Day two took us into North Central Colorado. Once my i-pod battery died I was following NPR all the way. I was utterly shocked at how engaging it was, hour after hour on the road. I look back now and guess that the familiar voices helped keep me center as I drove further and further into the unknown. My radio karma was good too. This American Life did a show on New Beginnings and A Prairie Home Companion saved me from too much Garrison by putting on a pre-Thanksgiving medley show. Family and friends had been fretting for us over the weather for weeks and I'm still happy to report that the only weather we saw was in our last hour of driving in Colorado that Saturday night. The snow was doing its special hypnotic vortex thing and I was glad again to have lived and driven through five winters in the U.P.

Days three through six on the road were spent doing some marathon visiting with Hadj's family. Hadj's family seems fantastic to me. I think I really enjoy getting to see new versions of the precious family quirks that each of us holds. We heard stories late into each night and slept surrounded by the scent of his Mom n' Pop's leather shop. The drive through the mountains, days seven, eight, and nine were exhilaration lived. I will happily travel overland, back to Colorado whenever the opportunity comes again. With the exception of an emergency trailer-hitch welding job somewhere in Utah, the drive was perfectly uneventful. Truth be told, my butt is still tingling from all the time in the seat. I'm bringing a donut next time, and not the edible kind.

So that's it! That's the kit and caboodle, up 'til now, story of how the hell I came to be suddenly living in Seattle with a man named Hadj. Simply put, I was ready and so I was provided for. We have determination and patience on our sides. When the conventional wisdom creeps up on me I keep still.
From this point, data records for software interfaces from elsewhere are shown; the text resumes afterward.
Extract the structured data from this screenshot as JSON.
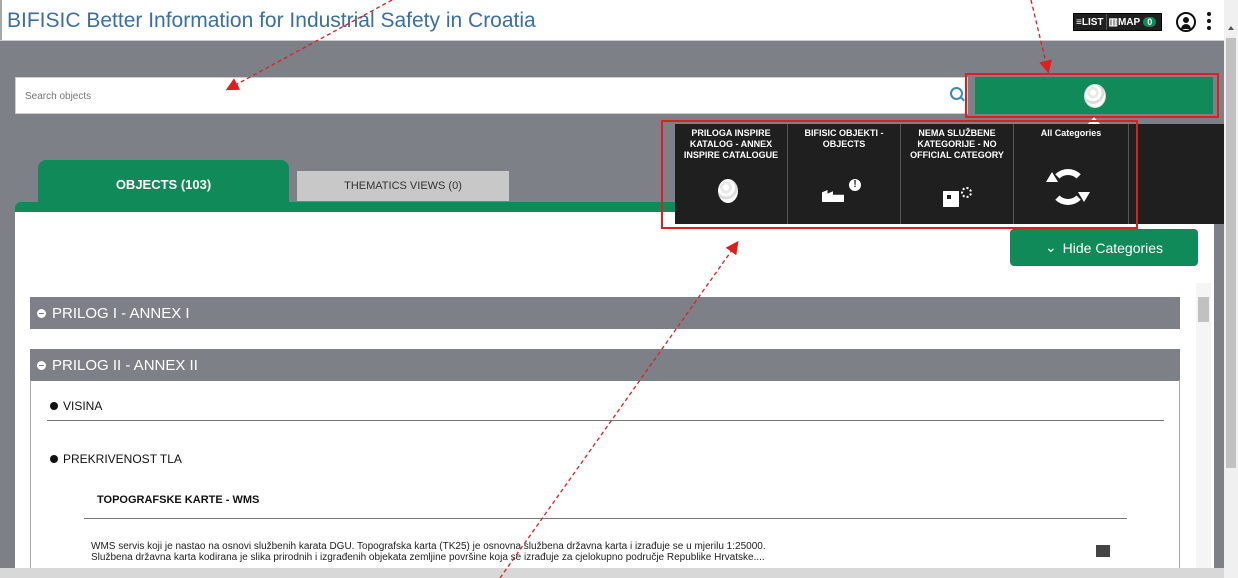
{
  "header": {
    "title": "BIFISIC Better Information for Industrial Safety in Croatia",
    "list_label": "LIST",
    "map_label": "MAP",
    "map_count": "0"
  },
  "search": {
    "placeholder": "Search objects"
  },
  "categories_dropdown": {
    "items": [
      {
        "label": "PRILOGA INSPIRE KATALOG - ANNEX INSPIRE CATALOGUE",
        "icon": "globe-icon"
      },
      {
        "label": "BIFISIC OBJEKTI - OBJECTS",
        "icon": "factory-alert-icon"
      },
      {
        "label": "NEMA SLUŽBENE KATEGORIJE - NO OFFICIAL CATEGORY",
        "icon": "box-gear-icon"
      },
      {
        "label": "All Categories",
        "icon": "recycle-icon"
      }
    ]
  },
  "tabs": [
    {
      "label": "OBJECTS (103)",
      "active": true
    },
    {
      "label": "THEMATICS VIEWS (0)",
      "active": false
    }
  ],
  "hide_categories_label": "Hide Categories",
  "annexes": [
    {
      "label": "PRILOG I - ANNEX I",
      "expanded": false
    },
    {
      "label": "PRILOG II - ANNEX II",
      "expanded": true
    }
  ],
  "subcategories": [
    {
      "label": "VISINA",
      "expanded": false
    },
    {
      "label": "PREKRIVENOST TLA",
      "expanded": true
    }
  ],
  "wms": {
    "title": "TOPOGRAFSKE KARTE - WMS",
    "desc_line1": "WMS servis koji je nastao na osnovi službenih karata DGU. Topografska karta (TK25) je osnovna službena državna karta i izrađuje se u mjerilu 1:25000.",
    "desc_line2": "Službena državna karta kodirana je slika prirodnih i izgrađenih objekata zemljine površine koja se izrađuje za cjelokupno područje Republike Hrvatske...."
  },
  "colors": {
    "accent": "#108a58",
    "annotation": "#e01e1e",
    "dropdown_bg": "#1f1f1f"
  }
}
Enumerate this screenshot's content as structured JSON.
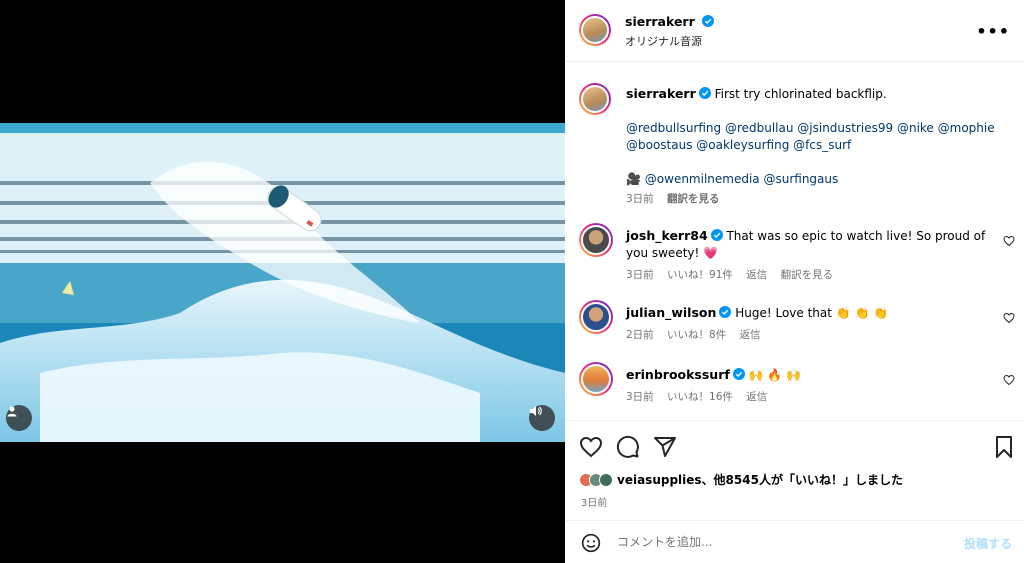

Only time will prove our affair long or short, and for now, we're all doing our best with our hearts put forward brightly.

1 comment:

pulley-whipped said...

amen! here's to leaping and butt cushions!

also, who clips coupons? really.